- TASK DIRECTIONS: Please repeat, without alteration, the line containing "What data populates" and every line that follows it to the end of the entries below, and only those lines.

- DATA TO EXAMINE:
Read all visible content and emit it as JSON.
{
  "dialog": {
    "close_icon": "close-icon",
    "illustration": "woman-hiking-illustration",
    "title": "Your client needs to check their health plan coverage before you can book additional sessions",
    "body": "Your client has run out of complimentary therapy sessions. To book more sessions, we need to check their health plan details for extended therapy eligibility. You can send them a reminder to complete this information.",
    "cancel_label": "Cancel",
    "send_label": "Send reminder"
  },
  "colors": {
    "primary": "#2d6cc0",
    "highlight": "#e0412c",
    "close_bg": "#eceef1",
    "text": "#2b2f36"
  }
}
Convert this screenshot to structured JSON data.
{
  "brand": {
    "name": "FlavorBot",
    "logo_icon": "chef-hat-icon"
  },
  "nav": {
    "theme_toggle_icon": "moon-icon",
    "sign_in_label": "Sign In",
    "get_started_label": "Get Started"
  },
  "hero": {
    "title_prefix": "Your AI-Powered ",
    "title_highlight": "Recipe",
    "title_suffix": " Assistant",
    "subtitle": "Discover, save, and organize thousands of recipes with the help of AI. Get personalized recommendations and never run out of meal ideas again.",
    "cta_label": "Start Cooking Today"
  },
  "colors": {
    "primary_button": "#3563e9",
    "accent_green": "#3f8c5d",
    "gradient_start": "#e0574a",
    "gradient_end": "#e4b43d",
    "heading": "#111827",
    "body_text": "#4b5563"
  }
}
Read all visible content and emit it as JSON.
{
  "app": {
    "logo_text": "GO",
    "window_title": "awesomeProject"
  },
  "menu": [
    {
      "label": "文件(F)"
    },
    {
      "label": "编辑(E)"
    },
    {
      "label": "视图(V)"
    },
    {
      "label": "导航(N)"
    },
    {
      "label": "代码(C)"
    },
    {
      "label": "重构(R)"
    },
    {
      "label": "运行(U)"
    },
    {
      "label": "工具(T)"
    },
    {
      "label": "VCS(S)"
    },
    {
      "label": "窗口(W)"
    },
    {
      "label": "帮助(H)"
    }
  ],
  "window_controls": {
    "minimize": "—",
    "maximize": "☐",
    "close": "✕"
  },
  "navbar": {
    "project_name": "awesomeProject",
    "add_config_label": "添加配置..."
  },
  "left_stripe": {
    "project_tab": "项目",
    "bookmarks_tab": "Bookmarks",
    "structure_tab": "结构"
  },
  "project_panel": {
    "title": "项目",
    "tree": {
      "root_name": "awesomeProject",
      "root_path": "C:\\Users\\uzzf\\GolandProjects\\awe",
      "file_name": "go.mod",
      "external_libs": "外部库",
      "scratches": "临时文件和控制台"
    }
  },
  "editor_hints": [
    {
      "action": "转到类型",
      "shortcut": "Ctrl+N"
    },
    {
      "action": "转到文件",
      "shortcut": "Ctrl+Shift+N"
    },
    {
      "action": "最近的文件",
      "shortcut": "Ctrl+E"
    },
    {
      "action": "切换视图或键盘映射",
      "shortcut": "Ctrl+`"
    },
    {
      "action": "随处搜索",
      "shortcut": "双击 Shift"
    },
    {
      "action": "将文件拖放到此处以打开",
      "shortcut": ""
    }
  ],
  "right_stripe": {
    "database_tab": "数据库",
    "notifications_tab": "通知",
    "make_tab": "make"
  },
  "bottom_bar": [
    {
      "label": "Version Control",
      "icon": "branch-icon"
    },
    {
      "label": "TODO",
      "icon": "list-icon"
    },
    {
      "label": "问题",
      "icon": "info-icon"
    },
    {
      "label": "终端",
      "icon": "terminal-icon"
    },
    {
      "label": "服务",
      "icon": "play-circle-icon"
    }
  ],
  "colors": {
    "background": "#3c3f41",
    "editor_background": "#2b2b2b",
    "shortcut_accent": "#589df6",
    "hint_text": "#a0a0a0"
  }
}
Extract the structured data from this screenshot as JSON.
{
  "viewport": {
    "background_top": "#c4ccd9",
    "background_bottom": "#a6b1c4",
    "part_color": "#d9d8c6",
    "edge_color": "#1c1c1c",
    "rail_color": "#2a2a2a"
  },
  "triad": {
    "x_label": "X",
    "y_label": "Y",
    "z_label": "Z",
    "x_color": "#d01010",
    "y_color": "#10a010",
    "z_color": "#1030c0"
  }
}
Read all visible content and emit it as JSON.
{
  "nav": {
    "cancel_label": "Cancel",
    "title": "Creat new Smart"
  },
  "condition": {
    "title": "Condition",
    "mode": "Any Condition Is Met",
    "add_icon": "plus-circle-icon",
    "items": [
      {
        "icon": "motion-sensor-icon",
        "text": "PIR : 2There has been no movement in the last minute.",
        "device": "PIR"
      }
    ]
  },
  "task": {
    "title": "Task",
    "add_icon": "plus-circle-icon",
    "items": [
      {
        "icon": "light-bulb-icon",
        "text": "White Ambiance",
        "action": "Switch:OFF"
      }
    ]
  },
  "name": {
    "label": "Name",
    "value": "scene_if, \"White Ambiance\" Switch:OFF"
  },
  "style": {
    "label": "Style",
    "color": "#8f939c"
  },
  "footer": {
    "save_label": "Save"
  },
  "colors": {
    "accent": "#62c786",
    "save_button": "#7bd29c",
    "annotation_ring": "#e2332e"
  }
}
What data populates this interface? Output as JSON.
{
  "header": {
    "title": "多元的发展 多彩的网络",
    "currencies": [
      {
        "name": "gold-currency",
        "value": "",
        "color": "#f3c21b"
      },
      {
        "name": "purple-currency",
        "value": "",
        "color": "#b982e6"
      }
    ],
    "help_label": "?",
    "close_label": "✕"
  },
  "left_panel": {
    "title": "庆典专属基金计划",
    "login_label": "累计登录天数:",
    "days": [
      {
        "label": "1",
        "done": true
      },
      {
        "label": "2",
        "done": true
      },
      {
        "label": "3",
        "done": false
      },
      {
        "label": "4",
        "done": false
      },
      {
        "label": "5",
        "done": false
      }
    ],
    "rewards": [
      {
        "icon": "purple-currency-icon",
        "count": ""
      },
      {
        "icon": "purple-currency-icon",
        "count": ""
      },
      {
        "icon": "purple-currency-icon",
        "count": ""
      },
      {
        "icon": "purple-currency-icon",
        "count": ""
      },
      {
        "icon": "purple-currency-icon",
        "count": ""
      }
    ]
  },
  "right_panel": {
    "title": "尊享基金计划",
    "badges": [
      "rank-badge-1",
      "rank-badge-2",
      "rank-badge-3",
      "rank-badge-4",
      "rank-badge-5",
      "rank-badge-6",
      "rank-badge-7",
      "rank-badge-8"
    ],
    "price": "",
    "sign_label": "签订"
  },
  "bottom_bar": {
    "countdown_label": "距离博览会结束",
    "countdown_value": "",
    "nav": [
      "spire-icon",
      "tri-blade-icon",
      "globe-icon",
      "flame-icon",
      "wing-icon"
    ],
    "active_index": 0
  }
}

- ANSWER SPACE:
What data populates this interface? Output as JSON.
{
  "header": {
    "title": "多元的发展 多彩的网络",
    "currencies": [
      {
        "name": "gold-currency",
        "value": "",
        "color": "#f3c21b"
      },
      {
        "name": "purple-currency",
        "value": "",
        "color": "#b982e6"
      }
    ],
    "help_label": "?",
    "close_label": "✕"
  },
  "left_panel": {
    "title": "庆典专属基金计划",
    "login_label": "累计登录天数:",
    "days": [
      {
        "label": "1",
        "done": true
      },
      {
        "label": "2",
        "done": true
      },
      {
        "label": "3",
        "done": false
      },
      {
        "label": "4",
        "done": false
      },
      {
        "label": "5",
        "done": false
      }
    ],
    "rewards": [
      {
        "icon": "purple-currency-icon",
        "count": ""
      },
      {
        "icon": "purple-currency-icon",
        "count": ""
      },
      {
        "icon": "purple-currency-icon",
        "count": ""
      },
      {
        "icon": "purple-currency-icon",
        "count": ""
      },
      {
        "icon": "purple-currency-icon",
        "count": ""
      }
    ]
  },
  "right_panel": {
    "title": "尊享基金计划",
    "badges": [
      "rank-badge-1",
      "rank-badge-2",
      "rank-badge-3",
      "rank-badge-4",
      "rank-badge-5",
      "rank-badge-6",
      "rank-badge-7",
      "rank-badge-8"
    ],
    "price": "",
    "sign_label": "签订"
  },
  "bottom_bar": {
    "countdown_label": "距离博览会结束",
    "countdown_value": "",
    "nav": [
      "spire-icon",
      "tri-blade-icon",
      "globe-icon",
      "flame-icon",
      "wing-icon"
    ],
    "active_index": 0
  }
}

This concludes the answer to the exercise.